Should my friend list with Booking?  Yes.  They are growing constantly due to their market dominance and bring in valuable extra bookings. In a previous article I discuss how you can optimise your listing with Booking.

If in the most unlikely event they give you grief on price, simply delist, you’ve lost nothing.


Calendars are at the heart of short term rental operations. Get them right, all goes smoothly.  Get them wrong, it can cause grief.  This article compares the main online travel agency calendars and 5 tips to avoid grief.

Calendars are one area where Airbnb is clunky.  The back end used by owners/ hosts is in monthly rectangular blocks, with availability and rate visible for each day.  You can amend individual days easily, but it is harder to change blocks of dates. Minimum stays are also hard to change.

If you want to change many months or an entire year of pricing, then there are some traps for the unwary.  You need to change the base rates first, then the few date ranges with special dates like events and holidays next.  If you then change your mind and change the standard rate, chances are you will over-ride the special dates.  This can mean low rates at your peak times, which will be quickly snapped up by bargain hunters. If you have instant booking switched on, you have a dilemma.  Do you let the booking stand and lose a lot of money or do you cancel and maybe lose your superhost status?
Booking is the best of the bunch.  Its backend has a horizontal table of dates with the availability, rates and min stay in rows underneath.  It also has a tool for bulk changes to these values.  In a few minutes, you can check visually the entire year for mistakes in pricing.
In November 2019, Booking rolled out a new colour coded calendar display, making visual checking even easier.
Booking also integrates very well with most channel managers.

Homeaway/ vrbo/ Stayz
Homeaway has a similar backend setup to Airbnb, that is rectangular monthly blocks.  Blocked out dates are done in chunks of dates, and rates, minimum stays and availability can be very difficult to change in comparison with Booking.
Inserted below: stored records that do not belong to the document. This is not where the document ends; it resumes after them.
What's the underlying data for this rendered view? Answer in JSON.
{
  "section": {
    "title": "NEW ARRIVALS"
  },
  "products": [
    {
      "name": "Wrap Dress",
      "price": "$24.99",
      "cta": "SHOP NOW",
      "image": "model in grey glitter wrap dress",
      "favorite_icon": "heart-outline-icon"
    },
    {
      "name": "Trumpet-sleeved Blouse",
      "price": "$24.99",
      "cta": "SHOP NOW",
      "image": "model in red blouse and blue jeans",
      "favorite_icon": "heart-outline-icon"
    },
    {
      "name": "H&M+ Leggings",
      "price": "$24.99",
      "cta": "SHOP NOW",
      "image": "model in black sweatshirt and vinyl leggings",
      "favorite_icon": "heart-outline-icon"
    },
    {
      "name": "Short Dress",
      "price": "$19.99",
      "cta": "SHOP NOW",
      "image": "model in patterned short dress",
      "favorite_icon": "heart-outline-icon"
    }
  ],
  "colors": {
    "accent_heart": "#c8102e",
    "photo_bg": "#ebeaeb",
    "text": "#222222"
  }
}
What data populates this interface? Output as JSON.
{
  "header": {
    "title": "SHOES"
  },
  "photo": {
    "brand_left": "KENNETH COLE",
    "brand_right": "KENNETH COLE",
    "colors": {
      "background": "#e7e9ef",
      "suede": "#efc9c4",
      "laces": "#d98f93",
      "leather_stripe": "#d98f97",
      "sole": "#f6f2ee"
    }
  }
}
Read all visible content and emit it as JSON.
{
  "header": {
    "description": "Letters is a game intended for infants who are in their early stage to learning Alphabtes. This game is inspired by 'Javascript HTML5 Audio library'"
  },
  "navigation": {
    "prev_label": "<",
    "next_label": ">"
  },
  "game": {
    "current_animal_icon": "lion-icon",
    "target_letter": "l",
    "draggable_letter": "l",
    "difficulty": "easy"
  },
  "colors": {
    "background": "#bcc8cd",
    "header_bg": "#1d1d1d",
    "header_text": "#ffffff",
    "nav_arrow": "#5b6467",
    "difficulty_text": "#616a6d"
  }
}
It also has less integration with channel managers.

Our rating for ease of use and effectiveness:
Airbnb             3/5  5/5
Homeaway     3/5

Five tips for getting your calendars right
1 Prepare a master reference document that records the public holidays and peak periods for pricing for the current and next year, and your pricing rates for the different OTAs. Also the minimum stays at different times of year. You record your decisions in one place, and avoid confusing ad hoc changes.
2 Change your forward pricing in the right sequence  – first the standard or minimum rate, then the exceptions, and peak rates.  Always take care if you are changing the standard rate that you haven’t overwritten peak rates.
3 Always check pricing for your peak periods after changing a lot of prices – avoid those bargain hunters who find your mistakes and book at crazy low prices in peak periods.  Those mistakes can lose you a lot of money – or your superhost of ranking status for cancellations.
4 Periodically check your minimum stays, and avoid unbookable gaps between bookings.  For example you may have a 3 day gap between bookings, but with a 4 day minimum, the calendar will correctly not let a guest book those dates, so change it to a 3 day minimum.
5 If possible automatically synchronise your calendars via iCal or a channel manager.  Discussed in a previous article

Let me know if you have any other tips

Article written Dec 2019